Along with other leaders, the Pope's competition also included: the current most evil dictator who has poisoned his own people and destroys his country in order to hold on to his power, the most embarrassingly outrageous exhibitionistic stage performer, the most narcissistic self-appointed 'fixer' who leaked national secrets, and an arrogant freshman congressman who took it upon himself to shut down the government. All of those did indeed exert influence upon 2013 and history will remember them in one way or another, but Time's choice helps me keep faith in the hope that humanity may yet save itself from itself. The world fell in love with this man who stepped forward to accept the mantel of power bestowed upon him with humility and simplicity, eschewing the lavish display of 'superiority' expected of his high position. He described himself as 'a sinner' and asks the people to pray for him. In his first public statements he chose to speak of showing mercy, of not judging the heart of others, and of following the call of Jesus to reach out to the poor and hurting. People and reporters can't get enough of him because he exemplifies the high state of true human dignity to which we are all called but few ever reach. The unprecedented response he received and keeps receiving from people of all ethnic and religious backgrounds makes him the most influential.
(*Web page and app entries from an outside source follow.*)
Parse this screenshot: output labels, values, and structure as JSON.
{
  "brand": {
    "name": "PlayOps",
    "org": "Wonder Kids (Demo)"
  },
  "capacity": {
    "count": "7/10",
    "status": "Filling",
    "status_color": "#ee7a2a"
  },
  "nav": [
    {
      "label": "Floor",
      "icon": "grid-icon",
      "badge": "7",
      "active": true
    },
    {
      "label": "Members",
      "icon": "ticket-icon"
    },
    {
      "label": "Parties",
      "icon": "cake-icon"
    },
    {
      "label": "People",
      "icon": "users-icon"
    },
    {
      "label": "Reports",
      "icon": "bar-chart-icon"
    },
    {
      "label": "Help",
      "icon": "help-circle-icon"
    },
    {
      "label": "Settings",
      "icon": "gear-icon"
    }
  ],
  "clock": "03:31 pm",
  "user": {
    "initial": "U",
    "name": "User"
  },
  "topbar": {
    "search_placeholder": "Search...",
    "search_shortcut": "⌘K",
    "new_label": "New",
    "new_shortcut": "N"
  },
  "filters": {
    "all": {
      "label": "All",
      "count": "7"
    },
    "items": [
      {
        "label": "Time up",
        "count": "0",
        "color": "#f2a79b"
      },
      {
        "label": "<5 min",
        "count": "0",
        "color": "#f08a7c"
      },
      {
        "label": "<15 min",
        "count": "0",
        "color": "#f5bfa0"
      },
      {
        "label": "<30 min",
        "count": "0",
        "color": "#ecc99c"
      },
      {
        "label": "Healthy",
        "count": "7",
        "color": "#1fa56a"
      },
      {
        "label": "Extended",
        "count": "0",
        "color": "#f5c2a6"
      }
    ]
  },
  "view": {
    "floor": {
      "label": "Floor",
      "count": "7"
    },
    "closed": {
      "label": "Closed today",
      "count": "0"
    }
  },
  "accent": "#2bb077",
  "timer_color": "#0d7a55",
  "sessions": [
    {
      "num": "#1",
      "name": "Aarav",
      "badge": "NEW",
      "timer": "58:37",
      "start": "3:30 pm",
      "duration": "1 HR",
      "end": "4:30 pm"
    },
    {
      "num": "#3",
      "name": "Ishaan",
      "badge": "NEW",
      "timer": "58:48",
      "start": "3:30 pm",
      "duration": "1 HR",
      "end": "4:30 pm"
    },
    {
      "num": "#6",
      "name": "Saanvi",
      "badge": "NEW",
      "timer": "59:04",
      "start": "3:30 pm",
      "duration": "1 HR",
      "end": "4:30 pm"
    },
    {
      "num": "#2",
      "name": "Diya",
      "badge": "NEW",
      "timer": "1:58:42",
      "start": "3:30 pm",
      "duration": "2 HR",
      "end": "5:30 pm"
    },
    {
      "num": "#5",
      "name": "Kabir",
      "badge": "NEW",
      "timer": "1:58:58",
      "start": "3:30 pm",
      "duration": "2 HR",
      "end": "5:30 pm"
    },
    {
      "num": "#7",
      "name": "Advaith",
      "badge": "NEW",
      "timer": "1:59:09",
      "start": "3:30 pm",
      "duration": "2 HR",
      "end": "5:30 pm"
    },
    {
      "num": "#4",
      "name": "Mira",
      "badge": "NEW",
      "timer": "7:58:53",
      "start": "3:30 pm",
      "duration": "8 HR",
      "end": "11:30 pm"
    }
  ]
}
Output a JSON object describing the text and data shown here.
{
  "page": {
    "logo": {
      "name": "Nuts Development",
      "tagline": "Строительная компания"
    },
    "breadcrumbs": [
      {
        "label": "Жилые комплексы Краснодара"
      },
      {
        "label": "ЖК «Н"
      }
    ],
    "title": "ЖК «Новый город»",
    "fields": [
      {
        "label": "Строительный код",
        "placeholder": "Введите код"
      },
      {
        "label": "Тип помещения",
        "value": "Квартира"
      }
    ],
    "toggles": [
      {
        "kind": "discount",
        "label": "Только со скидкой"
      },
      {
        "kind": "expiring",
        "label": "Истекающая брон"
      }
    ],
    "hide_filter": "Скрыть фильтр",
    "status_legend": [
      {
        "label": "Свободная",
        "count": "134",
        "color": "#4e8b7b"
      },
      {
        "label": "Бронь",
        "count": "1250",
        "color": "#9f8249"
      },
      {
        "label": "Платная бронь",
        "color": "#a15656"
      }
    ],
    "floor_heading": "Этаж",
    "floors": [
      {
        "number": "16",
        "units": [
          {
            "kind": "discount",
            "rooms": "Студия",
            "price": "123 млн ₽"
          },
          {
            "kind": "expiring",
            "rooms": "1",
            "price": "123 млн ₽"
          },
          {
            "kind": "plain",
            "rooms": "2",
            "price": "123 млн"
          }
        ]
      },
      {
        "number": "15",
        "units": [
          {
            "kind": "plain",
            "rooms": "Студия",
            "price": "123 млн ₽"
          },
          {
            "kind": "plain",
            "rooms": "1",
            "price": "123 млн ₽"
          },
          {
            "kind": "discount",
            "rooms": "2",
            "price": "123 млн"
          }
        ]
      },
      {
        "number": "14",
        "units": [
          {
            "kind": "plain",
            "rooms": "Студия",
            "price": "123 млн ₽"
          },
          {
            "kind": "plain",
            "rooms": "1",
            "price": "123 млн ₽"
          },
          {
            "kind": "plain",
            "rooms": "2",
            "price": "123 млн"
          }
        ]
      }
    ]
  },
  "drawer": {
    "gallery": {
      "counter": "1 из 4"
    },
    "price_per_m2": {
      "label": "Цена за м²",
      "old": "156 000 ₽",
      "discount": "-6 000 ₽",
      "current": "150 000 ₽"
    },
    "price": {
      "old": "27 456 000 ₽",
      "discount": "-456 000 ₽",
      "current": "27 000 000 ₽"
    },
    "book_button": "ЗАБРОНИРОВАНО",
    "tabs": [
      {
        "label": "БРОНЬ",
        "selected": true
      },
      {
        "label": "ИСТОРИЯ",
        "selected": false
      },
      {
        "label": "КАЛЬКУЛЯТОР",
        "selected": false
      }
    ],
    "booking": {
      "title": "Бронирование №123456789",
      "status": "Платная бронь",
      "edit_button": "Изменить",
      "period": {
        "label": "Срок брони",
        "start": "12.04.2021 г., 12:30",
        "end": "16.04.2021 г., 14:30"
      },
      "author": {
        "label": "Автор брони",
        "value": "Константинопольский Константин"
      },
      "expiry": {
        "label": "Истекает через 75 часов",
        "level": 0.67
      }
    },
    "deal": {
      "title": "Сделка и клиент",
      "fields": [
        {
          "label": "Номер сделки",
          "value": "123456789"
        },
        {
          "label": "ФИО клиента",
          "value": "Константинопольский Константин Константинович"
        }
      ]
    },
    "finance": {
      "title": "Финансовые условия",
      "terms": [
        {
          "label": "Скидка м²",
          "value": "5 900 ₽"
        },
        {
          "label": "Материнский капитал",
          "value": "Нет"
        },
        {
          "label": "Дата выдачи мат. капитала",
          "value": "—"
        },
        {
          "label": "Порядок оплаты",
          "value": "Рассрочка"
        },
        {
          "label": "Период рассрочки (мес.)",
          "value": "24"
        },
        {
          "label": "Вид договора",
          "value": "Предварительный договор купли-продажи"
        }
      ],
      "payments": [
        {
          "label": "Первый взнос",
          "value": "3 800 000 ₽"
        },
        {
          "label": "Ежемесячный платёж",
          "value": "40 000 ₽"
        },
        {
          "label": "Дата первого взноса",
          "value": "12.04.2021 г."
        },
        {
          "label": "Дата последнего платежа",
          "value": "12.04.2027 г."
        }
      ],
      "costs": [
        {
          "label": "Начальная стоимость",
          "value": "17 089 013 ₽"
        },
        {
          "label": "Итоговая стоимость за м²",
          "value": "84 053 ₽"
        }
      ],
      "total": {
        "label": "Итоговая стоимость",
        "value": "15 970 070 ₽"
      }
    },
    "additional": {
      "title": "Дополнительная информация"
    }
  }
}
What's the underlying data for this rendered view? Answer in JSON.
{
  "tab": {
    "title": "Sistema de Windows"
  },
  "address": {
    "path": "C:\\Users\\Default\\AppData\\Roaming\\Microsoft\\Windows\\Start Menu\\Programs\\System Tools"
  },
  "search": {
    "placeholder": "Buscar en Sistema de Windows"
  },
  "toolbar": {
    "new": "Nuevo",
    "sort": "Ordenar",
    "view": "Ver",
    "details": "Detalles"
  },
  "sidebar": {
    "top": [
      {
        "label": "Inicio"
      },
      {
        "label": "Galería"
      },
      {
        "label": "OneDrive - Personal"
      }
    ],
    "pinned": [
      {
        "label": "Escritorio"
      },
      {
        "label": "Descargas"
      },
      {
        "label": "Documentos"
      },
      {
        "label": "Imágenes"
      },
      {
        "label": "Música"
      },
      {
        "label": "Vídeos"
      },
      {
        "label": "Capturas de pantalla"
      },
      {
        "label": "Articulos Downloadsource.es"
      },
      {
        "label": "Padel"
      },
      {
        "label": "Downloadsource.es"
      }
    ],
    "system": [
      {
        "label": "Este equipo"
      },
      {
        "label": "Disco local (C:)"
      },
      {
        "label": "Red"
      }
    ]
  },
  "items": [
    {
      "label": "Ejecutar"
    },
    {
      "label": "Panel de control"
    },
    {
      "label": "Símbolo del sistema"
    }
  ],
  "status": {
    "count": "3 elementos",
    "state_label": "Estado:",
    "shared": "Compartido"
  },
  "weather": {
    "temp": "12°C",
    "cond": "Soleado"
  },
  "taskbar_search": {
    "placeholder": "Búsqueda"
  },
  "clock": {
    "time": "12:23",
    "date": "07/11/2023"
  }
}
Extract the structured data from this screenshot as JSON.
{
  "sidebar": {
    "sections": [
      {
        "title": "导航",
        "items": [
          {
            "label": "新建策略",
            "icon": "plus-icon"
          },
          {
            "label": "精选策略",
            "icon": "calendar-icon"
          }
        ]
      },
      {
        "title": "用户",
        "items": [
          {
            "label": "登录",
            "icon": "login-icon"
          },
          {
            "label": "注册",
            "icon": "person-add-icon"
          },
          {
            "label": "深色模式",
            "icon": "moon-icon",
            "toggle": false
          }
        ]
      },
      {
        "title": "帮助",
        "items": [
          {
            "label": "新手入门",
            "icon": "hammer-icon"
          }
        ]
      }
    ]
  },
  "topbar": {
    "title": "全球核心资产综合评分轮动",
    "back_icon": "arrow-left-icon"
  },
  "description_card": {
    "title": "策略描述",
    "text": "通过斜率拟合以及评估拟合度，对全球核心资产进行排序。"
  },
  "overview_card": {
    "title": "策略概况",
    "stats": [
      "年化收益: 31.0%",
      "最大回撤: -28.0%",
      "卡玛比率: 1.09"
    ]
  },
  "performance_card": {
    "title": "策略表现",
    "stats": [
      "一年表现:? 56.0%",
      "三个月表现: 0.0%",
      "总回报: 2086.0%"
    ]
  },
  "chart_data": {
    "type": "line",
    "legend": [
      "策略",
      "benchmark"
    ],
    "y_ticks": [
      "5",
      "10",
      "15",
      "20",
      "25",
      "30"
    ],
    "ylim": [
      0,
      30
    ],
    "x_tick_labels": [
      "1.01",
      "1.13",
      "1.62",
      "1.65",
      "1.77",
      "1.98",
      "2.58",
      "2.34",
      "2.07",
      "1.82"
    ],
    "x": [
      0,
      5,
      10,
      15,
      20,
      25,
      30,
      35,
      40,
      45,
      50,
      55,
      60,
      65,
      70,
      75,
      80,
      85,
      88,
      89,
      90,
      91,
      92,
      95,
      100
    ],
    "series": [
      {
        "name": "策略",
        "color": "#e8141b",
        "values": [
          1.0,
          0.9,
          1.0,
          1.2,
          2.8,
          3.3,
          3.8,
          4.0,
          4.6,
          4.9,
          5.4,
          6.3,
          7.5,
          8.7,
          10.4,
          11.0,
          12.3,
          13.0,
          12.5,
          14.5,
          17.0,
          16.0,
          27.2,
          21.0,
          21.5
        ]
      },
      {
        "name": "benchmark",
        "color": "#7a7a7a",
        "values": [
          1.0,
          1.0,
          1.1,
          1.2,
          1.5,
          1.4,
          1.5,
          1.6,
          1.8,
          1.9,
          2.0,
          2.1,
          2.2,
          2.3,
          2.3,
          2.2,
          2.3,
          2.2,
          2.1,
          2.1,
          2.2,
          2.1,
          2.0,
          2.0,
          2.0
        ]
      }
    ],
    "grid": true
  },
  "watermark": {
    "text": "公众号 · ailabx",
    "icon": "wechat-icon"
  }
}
The choice of Pope Francis as 'Man of the Year' stands apart from accolades shown another man of goodness and dignity who also has won the hearts of millions, Nelson Mandela. At his death this week there was an outpouring of love and honor given him by nations round the globe from citizens of the lowest rung on the social ladder to the highest dignitaries of state.
The connection I see between these two events is that regardless of the sound and fury of the famous, the outlandish, or the politically powerful, in the final analysis it is those from whom goodness shines who win the hearts of people in the long run. And that gives hope to look beyond the greed, violence, corruption and cynicism so prevalent and know that people still put the highest value on goodness.